**DESCRIPTION OF THE TASK**
Each entry is to be reproduced verbatim, and images are to be omitted.

Start of RECORDS

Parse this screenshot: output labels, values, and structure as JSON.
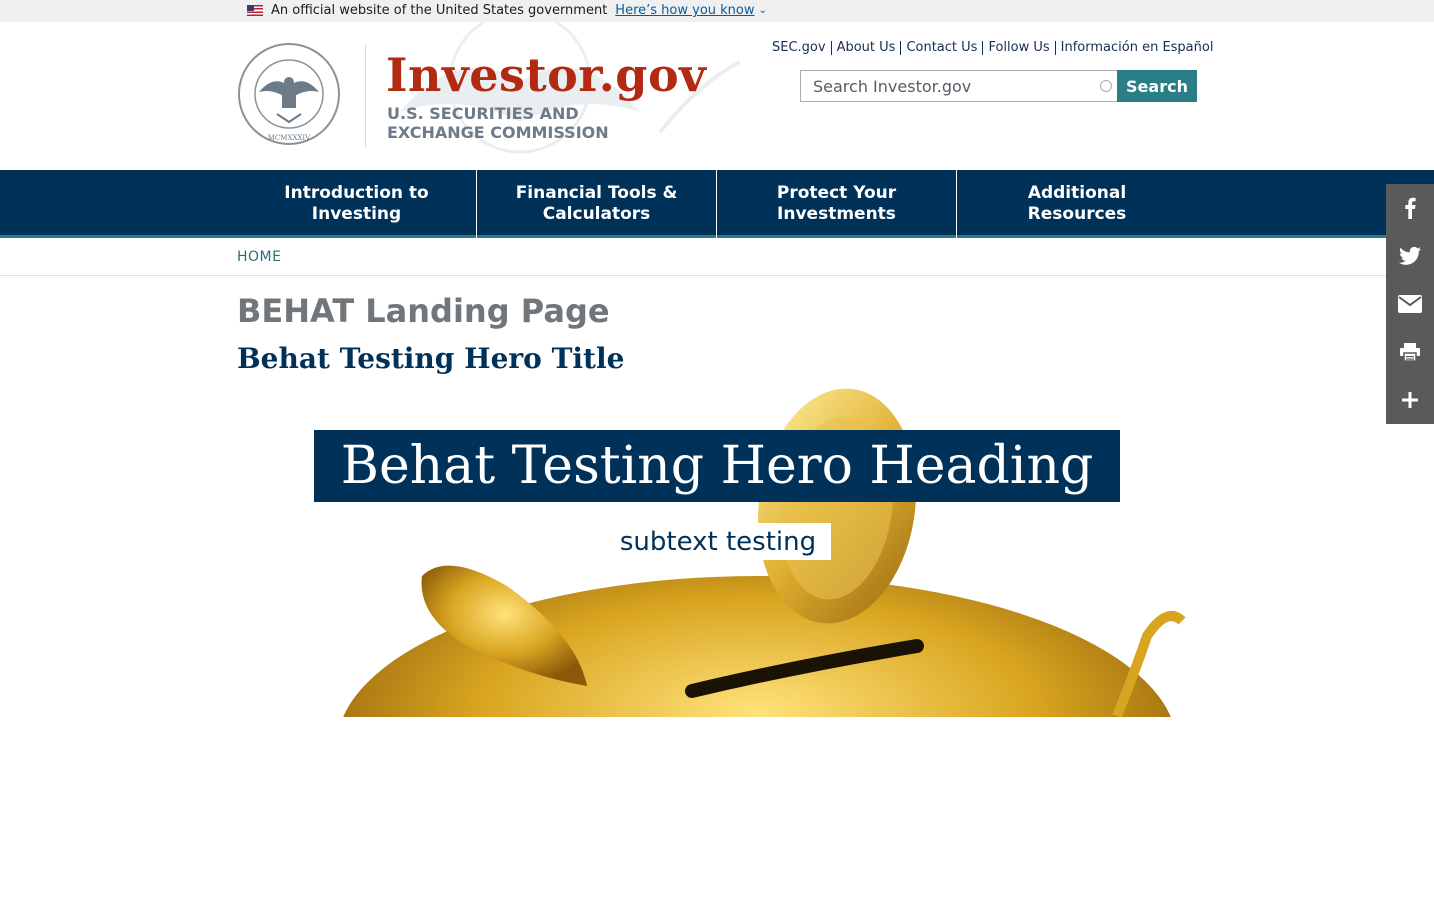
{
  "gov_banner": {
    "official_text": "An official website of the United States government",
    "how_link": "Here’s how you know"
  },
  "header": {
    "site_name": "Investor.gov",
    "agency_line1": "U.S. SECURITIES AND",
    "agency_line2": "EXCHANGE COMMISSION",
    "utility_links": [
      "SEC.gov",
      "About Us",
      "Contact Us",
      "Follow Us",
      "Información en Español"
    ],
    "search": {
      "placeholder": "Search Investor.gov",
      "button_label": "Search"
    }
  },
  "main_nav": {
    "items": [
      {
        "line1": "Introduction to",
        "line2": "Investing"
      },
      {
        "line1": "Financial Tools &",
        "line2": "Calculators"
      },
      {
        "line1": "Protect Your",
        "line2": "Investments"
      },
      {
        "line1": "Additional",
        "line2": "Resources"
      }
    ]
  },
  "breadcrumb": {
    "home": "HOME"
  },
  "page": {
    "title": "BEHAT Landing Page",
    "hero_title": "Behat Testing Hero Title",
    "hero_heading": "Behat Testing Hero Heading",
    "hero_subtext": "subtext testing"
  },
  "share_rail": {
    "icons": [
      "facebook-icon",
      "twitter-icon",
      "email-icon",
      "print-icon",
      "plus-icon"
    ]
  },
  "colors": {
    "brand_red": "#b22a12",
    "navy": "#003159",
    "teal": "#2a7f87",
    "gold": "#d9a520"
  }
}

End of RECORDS

**SOLUTION TO THE PROBLEM**
Parse this screenshot: output labels, values, and structure as JSON.
{
  "gov_banner": {
    "official_text": "An official website of the United States government",
    "how_link": "Here’s how you know"
  },
  "header": {
    "site_name": "Investor.gov",
    "agency_line1": "U.S. SECURITIES AND",
    "agency_line2": "EXCHANGE COMMISSION",
    "utility_links": [
      "SEC.gov",
      "About Us",
      "Contact Us",
      "Follow Us",
      "Información en Español"
    ],
    "search": {
      "placeholder": "Search Investor.gov",
      "button_label": "Search"
    }
  },
  "main_nav": {
    "items": [
      {
        "line1": "Introduction to",
        "line2": "Investing"
      },
      {
        "line1": "Financial Tools &",
        "line2": "Calculators"
      },
      {
        "line1": "Protect Your",
        "line2": "Investments"
      },
      {
        "line1": "Additional",
        "line2": "Resources"
      }
    ]
  },
  "breadcrumb": {
    "home": "HOME"
  },
  "page": {
    "title": "BEHAT Landing Page",
    "hero_title": "Behat Testing Hero Title",
    "hero_heading": "Behat Testing Hero Heading",
    "hero_subtext": "subtext testing"
  },
  "share_rail": {
    "icons": [
      "facebook-icon",
      "twitter-icon",
      "email-icon",
      "print-icon",
      "plus-icon"
    ]
  },
  "colors": {
    "brand_red": "#b22a12",
    "navy": "#003159",
    "teal": "#2a7f87",
    "gold": "#d9a520"
  }
}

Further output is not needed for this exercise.